Items from an interface collection ▸
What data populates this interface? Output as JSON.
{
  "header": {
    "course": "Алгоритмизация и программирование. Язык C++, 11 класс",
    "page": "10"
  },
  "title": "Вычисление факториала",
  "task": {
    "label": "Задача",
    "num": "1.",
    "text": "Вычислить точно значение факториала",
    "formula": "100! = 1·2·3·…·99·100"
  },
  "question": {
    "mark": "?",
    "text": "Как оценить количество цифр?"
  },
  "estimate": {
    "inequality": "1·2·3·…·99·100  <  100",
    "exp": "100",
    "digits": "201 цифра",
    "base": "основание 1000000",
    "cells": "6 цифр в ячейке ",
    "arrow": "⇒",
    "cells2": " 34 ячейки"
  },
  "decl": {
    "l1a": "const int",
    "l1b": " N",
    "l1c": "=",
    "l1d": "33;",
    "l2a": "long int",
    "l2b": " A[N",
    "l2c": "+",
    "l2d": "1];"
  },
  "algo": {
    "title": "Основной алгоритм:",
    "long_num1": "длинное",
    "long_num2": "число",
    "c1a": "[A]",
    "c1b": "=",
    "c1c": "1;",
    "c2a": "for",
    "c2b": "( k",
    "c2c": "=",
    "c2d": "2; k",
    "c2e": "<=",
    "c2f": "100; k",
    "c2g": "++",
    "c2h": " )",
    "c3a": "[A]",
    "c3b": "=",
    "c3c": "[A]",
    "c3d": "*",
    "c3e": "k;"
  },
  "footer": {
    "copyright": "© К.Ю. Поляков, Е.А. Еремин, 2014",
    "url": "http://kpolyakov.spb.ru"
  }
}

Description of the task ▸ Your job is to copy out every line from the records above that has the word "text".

Final answer ▸
    "text": "Вычислить точно значение факториала",
    "text": "Как оценить количество цифр?"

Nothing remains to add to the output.